The Press Newspaper
Now that voters have approved an emergency operating levy, the Woodmore school board is turning its attention to a bond issue for the November ballot that would leverage state funding to help pay for the construction of a new building.
A resolution to proceed with putting a bond issue request on the Nov. 3 ballot was approved last week by the school board.
The resolution authorizes the district to issue bonds totaling about $19.5 million to be used for construction costs and to levy an additional 0.5-mill property tax that would be used for permanent improvement expenses if the new school is built.
Oregon City Council will vote on entering into a contract with AFSCME at a council meeting on Monday following lengthy negotiations.
“We did have quite an extended time period where we negotiated this agreement with AFSCME,” said Administrator Ken Filipiak at a committee of the whole meeting last Monday. “On balance, I think it’s a fair agreement. There’s some give and take in here. We addressed a lot of long standing issues that I know ultimately will lead to better efficiency. We addressed a few issues that were important to the union related to their seniority and other matters. It will probably save us a lot of money in the long run.”
The agreement “pretty well reflects what you’ve seen with the other bargaining units to this point, exactly in the same vein as the patrolmen’s,” said Filipiak. The cap for health insurance is the same, with a 90-10 split, he added.
A panel of elected officials assembled to examine the possible formation of a joint police district to service the villages of Genoa and Clay Center and Allen and Clay townships is turning its attention to conducting a survey of residents in the four jurisdictions.
Dave Fryman, a member of Genoa Village Council who chairs the Joint Law Enforcement Commission, said a survey will be discussed at the commission’s next meeting Aug. 20 at the Allen Township administration building.
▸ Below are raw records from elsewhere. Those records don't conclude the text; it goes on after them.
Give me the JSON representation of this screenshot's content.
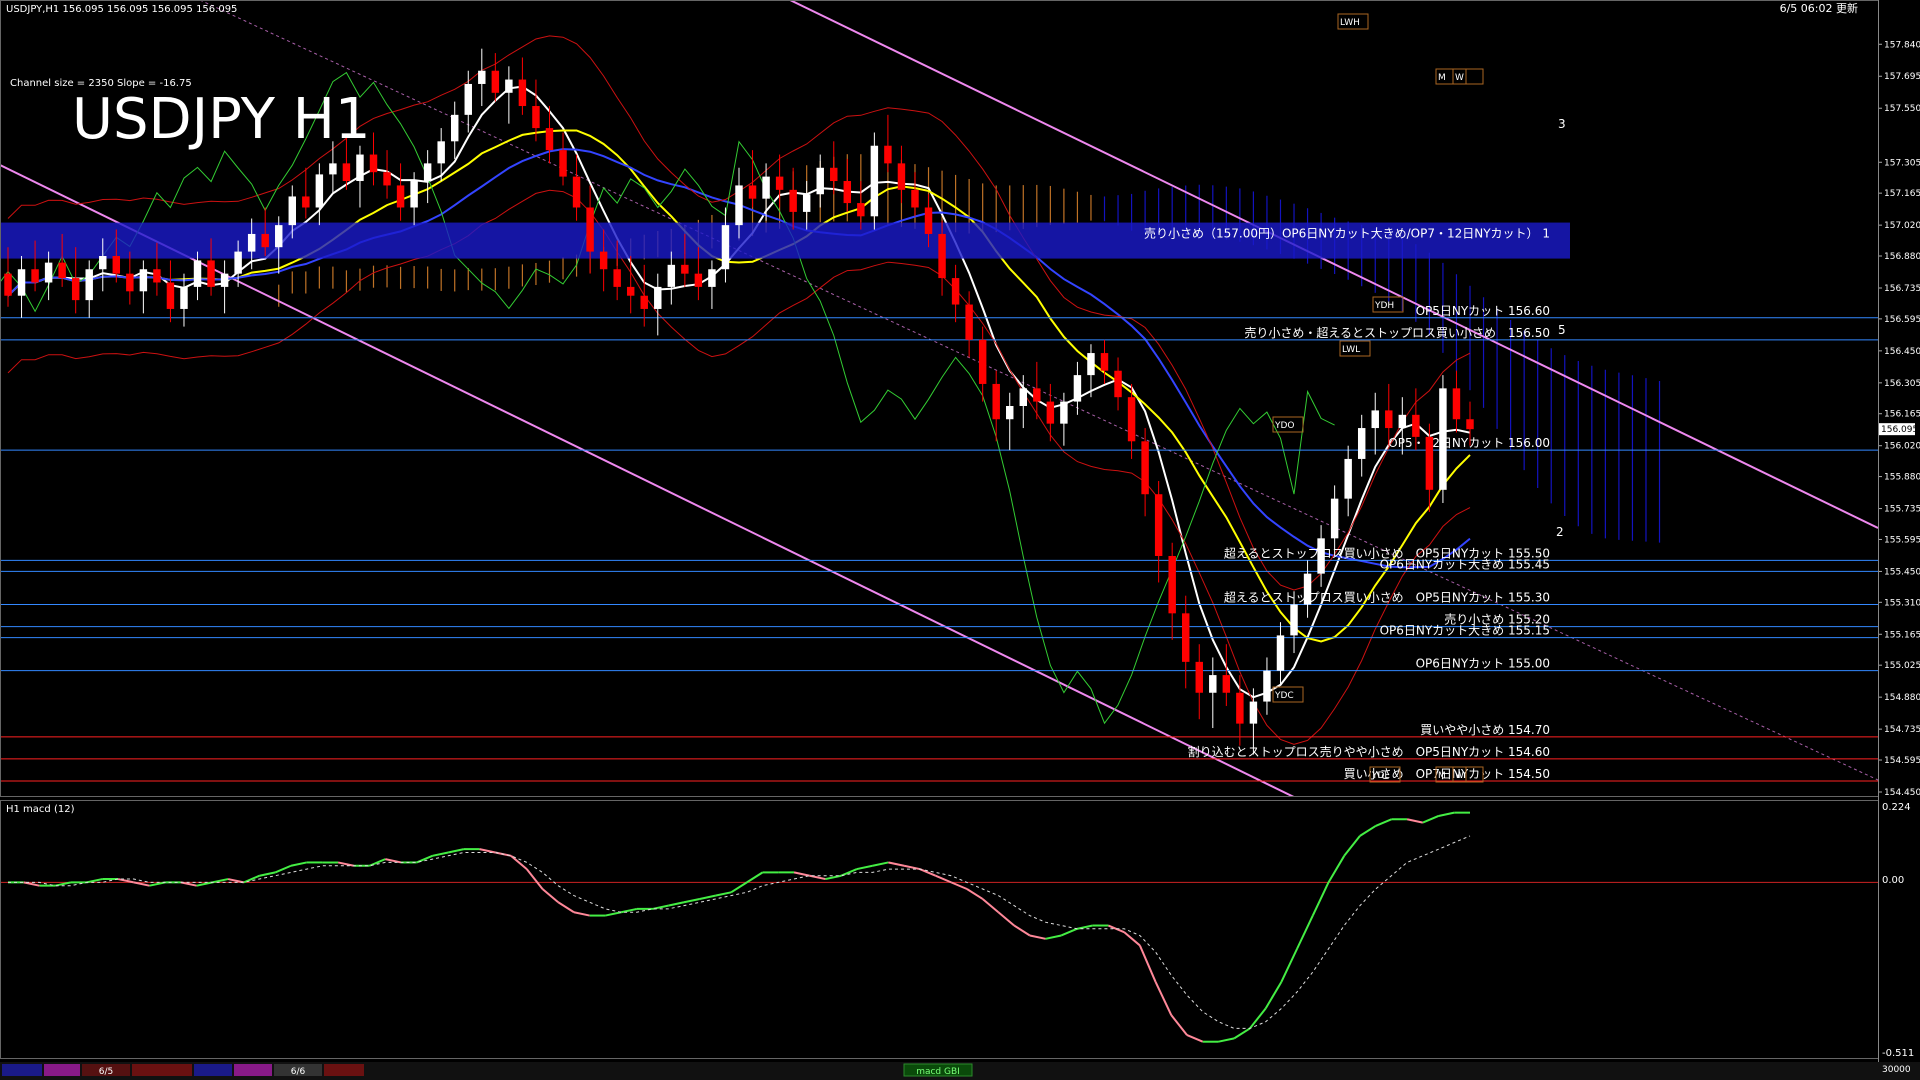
{
  "header": {
    "symbol_info": "USDJPY,H1  156.095 156.095 156.095 156.095",
    "datetime": "6/5 06:02 更新",
    "channel_info": "Channel size = 2350 Slope = -16.75",
    "big_title": "USDJPY H1"
  },
  "macd_panel": {
    "label": "H1  macd (12)",
    "scale_top": "0.224",
    "scale_zero": "0.00",
    "scale_bottom": "-0.511"
  },
  "bottom_bar": {
    "tab_6_5": "6/5",
    "tab_6_6": "6/6",
    "tab_macd": "macd GBI",
    "volume_scale": "30000"
  },
  "colors": {
    "background": "#000000",
    "bull_candle": "#ffffff",
    "bear_candle": "#ff0000",
    "channel_line": "#ee88ee",
    "kumo_blue": "#1a1aff",
    "kumo_orange": "#ff9933",
    "ma_white": "#ffffff",
    "ma_yellow": "#ffff00",
    "ma_blue": "#3344ff",
    "macd_green": "#44ee44",
    "macd_pink": "#ff8899",
    "level_blue": "#3388ff",
    "level_red": "#ff2222"
  },
  "chart_data": {
    "type": "candlestick",
    "price_axis": {
      "ylim": [
        154.45,
        157.95
      ],
      "tick_labels": [
        "157.840",
        "157.695",
        "157.550",
        "157.305",
        "157.165",
        "157.020",
        "156.880",
        "156.735",
        "156.595",
        "156.450",
        "156.305",
        "156.165",
        "156.020",
        "155.880",
        "155.735",
        "155.595",
        "155.450",
        "155.310",
        "155.165",
        "155.025",
        "154.880",
        "154.735",
        "154.595",
        "154.450"
      ],
      "current_price": "156.095"
    },
    "candles": [
      [
        156.8,
        156.92,
        156.65,
        156.7
      ],
      [
        156.7,
        156.88,
        156.6,
        156.82
      ],
      [
        156.82,
        156.95,
        156.72,
        156.76
      ],
      [
        156.76,
        156.9,
        156.68,
        156.85
      ],
      [
        156.85,
        156.98,
        156.74,
        156.78
      ],
      [
        156.78,
        156.92,
        156.62,
        156.68
      ],
      [
        156.68,
        156.86,
        156.6,
        156.82
      ],
      [
        156.82,
        156.96,
        156.72,
        156.88
      ],
      [
        156.88,
        157.0,
        156.76,
        156.8
      ],
      [
        156.8,
        156.9,
        156.66,
        156.72
      ],
      [
        156.72,
        156.86,
        156.62,
        156.82
      ],
      [
        156.82,
        156.94,
        156.7,
        156.76
      ],
      [
        156.76,
        156.86,
        156.58,
        156.64
      ],
      [
        156.64,
        156.8,
        156.56,
        156.74
      ],
      [
        156.74,
        156.9,
        156.68,
        156.86
      ],
      [
        156.86,
        156.96,
        156.7,
        156.74
      ],
      [
        156.74,
        156.86,
        156.62,
        156.8
      ],
      [
        156.8,
        156.95,
        156.74,
        156.9
      ],
      [
        156.9,
        157.05,
        156.82,
        156.98
      ],
      [
        156.98,
        157.1,
        156.88,
        156.92
      ],
      [
        156.92,
        157.06,
        156.8,
        157.02
      ],
      [
        157.02,
        157.2,
        156.96,
        157.15
      ],
      [
        157.15,
        157.28,
        157.05,
        157.1
      ],
      [
        157.1,
        157.3,
        157.02,
        157.25
      ],
      [
        157.25,
        157.4,
        157.16,
        157.3
      ],
      [
        157.3,
        157.42,
        157.18,
        157.22
      ],
      [
        157.22,
        157.38,
        157.1,
        157.34
      ],
      [
        157.34,
        157.44,
        157.2,
        157.26
      ],
      [
        157.26,
        157.36,
        157.14,
        157.2
      ],
      [
        157.2,
        157.3,
        157.04,
        157.1
      ],
      [
        157.1,
        157.26,
        157.02,
        157.22
      ],
      [
        157.22,
        157.36,
        157.12,
        157.3
      ],
      [
        157.3,
        157.46,
        157.22,
        157.4
      ],
      [
        157.4,
        157.58,
        157.32,
        157.52
      ],
      [
        157.52,
        157.72,
        157.44,
        157.66
      ],
      [
        157.66,
        157.82,
        157.56,
        157.72
      ],
      [
        157.72,
        157.8,
        157.58,
        157.62
      ],
      [
        157.62,
        157.74,
        157.48,
        157.68
      ],
      [
        157.68,
        157.78,
        157.52,
        157.56
      ],
      [
        157.56,
        157.68,
        157.4,
        157.46
      ],
      [
        157.46,
        157.56,
        157.3,
        157.36
      ],
      [
        157.36,
        157.44,
        157.2,
        157.24
      ],
      [
        157.24,
        157.34,
        157.04,
        157.1
      ],
      [
        157.1,
        157.2,
        156.8,
        156.9
      ],
      [
        156.9,
        157.0,
        156.72,
        156.82
      ],
      [
        156.82,
        156.95,
        156.68,
        156.74
      ],
      [
        156.74,
        156.88,
        156.62,
        156.7
      ],
      [
        156.7,
        156.84,
        156.56,
        156.64
      ],
      [
        156.64,
        156.8,
        156.52,
        156.74
      ],
      [
        156.74,
        156.9,
        156.66,
        156.84
      ],
      [
        156.84,
        156.98,
        156.74,
        156.8
      ],
      [
        156.8,
        156.92,
        156.68,
        156.74
      ],
      [
        156.74,
        156.86,
        156.64,
        156.82
      ],
      [
        156.82,
        157.1,
        156.76,
        157.02
      ],
      [
        157.02,
        157.28,
        156.96,
        157.2
      ],
      [
        157.2,
        157.36,
        157.1,
        157.14
      ],
      [
        157.14,
        157.3,
        157.04,
        157.24
      ],
      [
        157.24,
        157.34,
        157.1,
        157.18
      ],
      [
        157.18,
        157.28,
        157.0,
        157.08
      ],
      [
        157.08,
        157.22,
        157.0,
        157.16
      ],
      [
        157.16,
        157.34,
        157.1,
        157.28
      ],
      [
        157.28,
        157.4,
        157.16,
        157.22
      ],
      [
        157.22,
        157.32,
        157.08,
        157.12
      ],
      [
        157.12,
        157.22,
        157.0,
        157.06
      ],
      [
        157.06,
        157.44,
        157.0,
        157.38
      ],
      [
        157.38,
        157.52,
        157.26,
        157.3
      ],
      [
        157.3,
        157.38,
        157.12,
        157.18
      ],
      [
        157.18,
        157.26,
        157.06,
        157.1
      ],
      [
        157.1,
        157.16,
        156.92,
        156.98
      ],
      [
        156.98,
        157.04,
        156.7,
        156.78
      ],
      [
        156.78,
        156.84,
        156.58,
        156.66
      ],
      [
        156.66,
        156.72,
        156.42,
        156.5
      ],
      [
        156.5,
        156.56,
        156.22,
        156.3
      ],
      [
        156.3,
        156.36,
        156.04,
        156.14
      ],
      [
        156.14,
        156.26,
        156.0,
        156.2
      ],
      [
        156.2,
        156.34,
        156.1,
        156.28
      ],
      [
        156.28,
        156.4,
        156.14,
        156.22
      ],
      [
        156.22,
        156.3,
        156.04,
        156.12
      ],
      [
        156.12,
        156.26,
        156.02,
        156.22
      ],
      [
        156.22,
        156.4,
        156.16,
        156.34
      ],
      [
        156.34,
        156.48,
        156.24,
        156.44
      ],
      [
        156.44,
        156.5,
        156.3,
        156.36
      ],
      [
        156.36,
        156.42,
        156.18,
        156.24
      ],
      [
        156.24,
        156.3,
        155.96,
        156.04
      ],
      [
        156.04,
        156.1,
        155.7,
        155.8
      ],
      [
        155.8,
        155.86,
        155.4,
        155.52
      ],
      [
        155.52,
        155.58,
        155.14,
        155.26
      ],
      [
        155.26,
        155.34,
        154.92,
        155.04
      ],
      [
        155.04,
        155.12,
        154.78,
        154.9
      ],
      [
        154.9,
        155.06,
        154.74,
        154.98
      ],
      [
        154.98,
        155.12,
        154.84,
        154.9
      ],
      [
        154.9,
        154.98,
        154.66,
        154.76
      ],
      [
        154.76,
        154.92,
        154.62,
        154.86
      ],
      [
        154.86,
        155.06,
        154.8,
        155.0
      ],
      [
        155.0,
        155.22,
        154.94,
        155.16
      ],
      [
        155.16,
        155.36,
        155.08,
        155.3
      ],
      [
        155.3,
        155.5,
        155.24,
        155.44
      ],
      [
        155.44,
        155.66,
        155.38,
        155.6
      ],
      [
        155.6,
        155.84,
        155.52,
        155.78
      ],
      [
        155.78,
        156.02,
        155.7,
        155.96
      ],
      [
        155.96,
        156.16,
        155.88,
        156.1
      ],
      [
        156.1,
        156.26,
        155.98,
        156.18
      ],
      [
        156.18,
        156.3,
        156.02,
        156.1
      ],
      [
        156.1,
        156.24,
        155.98,
        156.16
      ],
      [
        156.16,
        156.28,
        156.0,
        156.06
      ],
      [
        156.06,
        156.12,
        155.72,
        155.82
      ],
      [
        155.82,
        156.34,
        155.76,
        156.28
      ],
      [
        156.28,
        156.36,
        156.08,
        156.14
      ],
      [
        156.14,
        156.22,
        156.02,
        156.095
      ]
    ],
    "levels": [
      {
        "price": 156.95,
        "label": "売り小さめ（157.00円）OP6日NYカット大きめ/OP7・12日NYカット） 1",
        "color": "#3344ff",
        "band": true
      },
      {
        "price": 156.6,
        "label": "OP5日NYカット 156.60",
        "color": "#3388ff"
      },
      {
        "price": 156.5,
        "label": "売り小さめ・超えるとストップロス買い小さめ　156.50",
        "color": "#3388ff"
      },
      {
        "price": 156.0,
        "label": "OP5・12日NYカット 156.00",
        "color": "#3388ff"
      },
      {
        "price": 155.5,
        "label": "超えるとストップロス買い小さめ　OP5日NYカット 155.50",
        "color": "#3388ff"
      },
      {
        "price": 155.45,
        "label": "OP6日NYカット大きめ 155.45",
        "color": "#3388ff"
      },
      {
        "price": 155.3,
        "label": "超えるとストップロス買い小さめ　OP5日NYカット 155.30",
        "color": "#3388ff"
      },
      {
        "price": 155.2,
        "label": "売り小さめ 155.20",
        "color": "#3388ff"
      },
      {
        "price": 155.15,
        "label": "OP6日NYカット大きめ 155.15",
        "color": "#3388ff"
      },
      {
        "price": 155.0,
        "label": "OP6日NYカット 155.00",
        "color": "#3388ff"
      },
      {
        "price": 154.7,
        "label": "買いやや小さめ 154.70",
        "color": "#ff2222"
      },
      {
        "price": 154.6,
        "label": "割り込むとストップロス売りやや小さめ　OP5日NYカット 154.60",
        "color": "#ff2222"
      },
      {
        "price": 154.5,
        "label": "買い小さめ　OP7日NYカット 154.50",
        "color": "#ff2222"
      }
    ],
    "box_labels": [
      "LWH",
      "M",
      "W",
      "YDH",
      "LWL",
      "YDO",
      "YDC",
      "YDL",
      "M",
      "W"
    ],
    "wave_labels": [
      "3",
      "5",
      "2"
    ],
    "macd": {
      "main": [
        0.0,
        0.0,
        -0.01,
        -0.01,
        0.0,
        0.0,
        0.01,
        0.01,
        0.0,
        -0.01,
        0.0,
        0.0,
        -0.01,
        0.0,
        0.01,
        0.0,
        0.02,
        0.03,
        0.05,
        0.06,
        0.06,
        0.06,
        0.05,
        0.05,
        0.07,
        0.06,
        0.06,
        0.08,
        0.09,
        0.1,
        0.1,
        0.09,
        0.08,
        0.04,
        -0.02,
        -0.06,
        -0.09,
        -0.1,
        -0.1,
        -0.09,
        -0.08,
        -0.08,
        -0.07,
        -0.06,
        -0.05,
        -0.04,
        -0.03,
        0.0,
        0.03,
        0.03,
        0.03,
        0.02,
        0.01,
        0.02,
        0.04,
        0.05,
        0.06,
        0.05,
        0.04,
        0.02,
        0.0,
        -0.02,
        -0.05,
        -0.09,
        -0.13,
        -0.16,
        -0.17,
        -0.16,
        -0.14,
        -0.13,
        -0.13,
        -0.15,
        -0.19,
        -0.3,
        -0.4,
        -0.46,
        -0.48,
        -0.48,
        -0.47,
        -0.44,
        -0.38,
        -0.3,
        -0.2,
        -0.1,
        0.0,
        0.08,
        0.14,
        0.17,
        0.19,
        0.19,
        0.18,
        0.2,
        0.21,
        0.21
      ],
      "signal": [
        0.0,
        0.0,
        0.0,
        -0.01,
        -0.01,
        0.0,
        0.0,
        0.01,
        0.01,
        0.0,
        0.0,
        0.0,
        0.0,
        0.0,
        0.0,
        0.0,
        0.01,
        0.02,
        0.03,
        0.04,
        0.05,
        0.05,
        0.05,
        0.05,
        0.06,
        0.06,
        0.06,
        0.07,
        0.08,
        0.09,
        0.09,
        0.09,
        0.08,
        0.06,
        0.03,
        -0.01,
        -0.04,
        -0.06,
        -0.08,
        -0.09,
        -0.09,
        -0.08,
        -0.08,
        -0.07,
        -0.06,
        -0.05,
        -0.04,
        -0.03,
        -0.01,
        0.0,
        0.01,
        0.02,
        0.02,
        0.02,
        0.03,
        0.03,
        0.04,
        0.04,
        0.04,
        0.03,
        0.02,
        0.0,
        -0.02,
        -0.04,
        -0.07,
        -0.1,
        -0.12,
        -0.13,
        -0.14,
        -0.14,
        -0.14,
        -0.14,
        -0.16,
        -0.21,
        -0.28,
        -0.34,
        -0.39,
        -0.42,
        -0.44,
        -0.44,
        -0.42,
        -0.38,
        -0.33,
        -0.27,
        -0.2,
        -0.13,
        -0.07,
        -0.02,
        0.02,
        0.06,
        0.08,
        0.1,
        0.12,
        0.14
      ],
      "ylim": [
        -0.511,
        0.224
      ]
    }
  }
}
The meeting starts at 7 p.m.
The Ohio Department of Development last October awarded a $42,000 grant to Genoa to fund a feasibility study of forming a joint law enforcement district.
Circuit Rider Management Group, Granville, O., has been retained to conduct the study.
Imagine a widespread E. coli outbreak that sickens millions of Americans. By the next year, the government determines that lax oversight exacerbated the problem and calls for restructured FDA regulations to protect consumers from tainted products.
In response, the industry cries foul. “These regulations will limit our innovations,” howl the food lobbyists. “Our customers deserve greater freedom of choice.”
Or, imagine this scenario. Children’s toys contaminated with lead paint have been found on store shelves, so the Consumer Product Safety Commission responds with regulations to protect children from dangerous toys.
“No fair,” cry toy-company lobbyists. “Low-income consumers can only afford the lead toys. Why should the government punish low-income families by regulating toys?”
Jerusalem Township trustees voted 2-0 to place a levy on the Nov. 3 ballot at a meeting on July 28 to fund sheriff’s patrols, which the township currently receives at no charge from Lucas County.
Trustees have not yet figured out the levy’s millage. They face an Aug. 20 deadline to place the levy on the November ballot.
The levy is in response to a notification by Lucas County commissioners last month that it was going to start charging nine unincorporated areas in the county, including Jerusalem Township, for sheriff’s patrols starting Jan. 1 due to budgetary constraints. That’s when commissioners plan to cut over $5 million from the sheriff’s budget.
No results found.